Repeat the listing exactly as given, omitting every image.
- - - -
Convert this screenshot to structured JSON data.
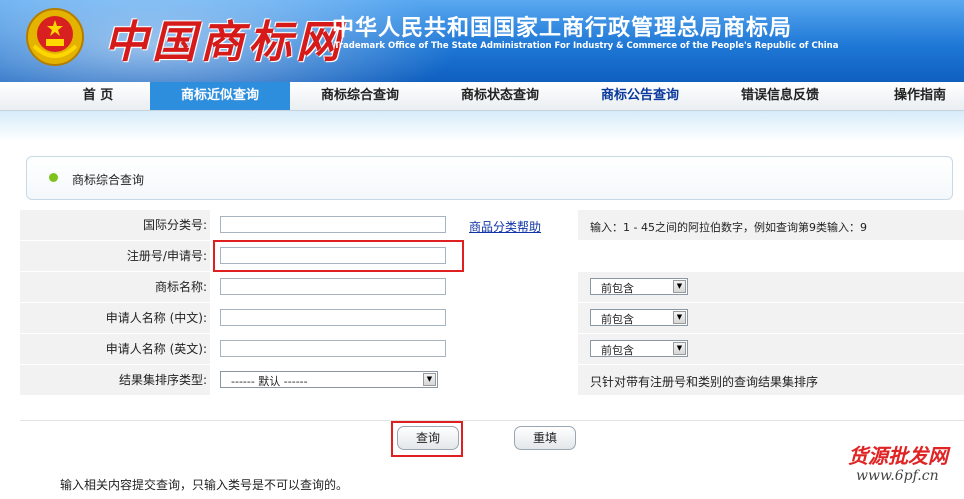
{
  "header": {
    "logo_text": "中国商标网",
    "title_cn": "中华人民共和国国家工商行政管理总局商标局",
    "title_en": "Trademark Office of The State Administration For Industry & Commerce of the People's Republic of China"
  },
  "nav": [
    {
      "label": "首 页",
      "state": "normal"
    },
    {
      "label": "商标近似查询",
      "state": "active"
    },
    {
      "label": "商标综合查询",
      "state": "normal"
    },
    {
      "label": "商标状态查询",
      "state": "normal"
    },
    {
      "label": "商标公告查询",
      "state": "blue"
    },
    {
      "label": "错误信息反馈",
      "state": "normal"
    },
    {
      "label": "操作指南",
      "state": "normal"
    }
  ],
  "section_title": "商标综合查询",
  "form": {
    "class_no": {
      "label": "国际分类号:",
      "value": "",
      "help_link": "商品分类帮助",
      "hint": "输入：1 - 45之间的阿拉伯数字，例如查询第9类输入：9"
    },
    "reg_no": {
      "label": "注册号/申请号:",
      "value": ""
    },
    "tm_name": {
      "label": "商标名称:",
      "value": "",
      "match": "前包含"
    },
    "applicant_cn": {
      "label": "申请人名称 (中文):",
      "value": "",
      "match": "前包含"
    },
    "applicant_en": {
      "label": "申请人名称 (英文):",
      "value": "",
      "match": "前包含"
    },
    "sort": {
      "label": "结果集排序类型:",
      "selected": "------ 默认 ------",
      "hint": "只针对带有注册号和类别的查询结果集排序"
    }
  },
  "buttons": {
    "search": "查询",
    "reset": "重填"
  },
  "note": "输入相关内容提交查询，只输入类号是不可以查询的。",
  "watermark": {
    "cn": "货源批发网",
    "url": "www.6pf.cn"
  },
  "colors": {
    "header_blue": "#1f78d6",
    "nav_active": "#2e8ede",
    "highlight_red": "#e02020",
    "bullet_green": "#7ec21c"
  }
}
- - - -
[Result of the exercise]:
Convert this screenshot to structured JSON data.
{
  "header": {
    "logo_text": "中国商标网",
    "title_cn": "中华人民共和国国家工商行政管理总局商标局",
    "title_en": "Trademark Office of The State Administration For Industry & Commerce of the People's Republic of China"
  },
  "nav": [
    {
      "label": "首 页",
      "state": "normal"
    },
    {
      "label": "商标近似查询",
      "state": "active"
    },
    {
      "label": "商标综合查询",
      "state": "normal"
    },
    {
      "label": "商标状态查询",
      "state": "normal"
    },
    {
      "label": "商标公告查询",
      "state": "blue"
    },
    {
      "label": "错误信息反馈",
      "state": "normal"
    },
    {
      "label": "操作指南",
      "state": "normal"
    }
  ],
  "section_title": "商标综合查询",
  "form": {
    "class_no": {
      "label": "国际分类号:",
      "value": "",
      "help_link": "商品分类帮助",
      "hint": "输入：1 - 45之间的阿拉伯数字，例如查询第9类输入：9"
    },
    "reg_no": {
      "label": "注册号/申请号:",
      "value": ""
    },
    "tm_name": {
      "label": "商标名称:",
      "value": "",
      "match": "前包含"
    },
    "applicant_cn": {
      "label": "申请人名称 (中文):",
      "value": "",
      "match": "前包含"
    },
    "applicant_en": {
      "label": "申请人名称 (英文):",
      "value": "",
      "match": "前包含"
    },
    "sort": {
      "label": "结果集排序类型:",
      "selected": "------ 默认 ------",
      "hint": "只针对带有注册号和类别的查询结果集排序"
    }
  },
  "buttons": {
    "search": "查询",
    "reset": "重填"
  },
  "note": "输入相关内容提交查询，只输入类号是不可以查询的。",
  "watermark": {
    "cn": "货源批发网",
    "url": "www.6pf.cn"
  },
  "colors": {
    "header_blue": "#1f78d6",
    "nav_active": "#2e8ede",
    "highlight_red": "#e02020",
    "bullet_green": "#7ec21c"
  }
}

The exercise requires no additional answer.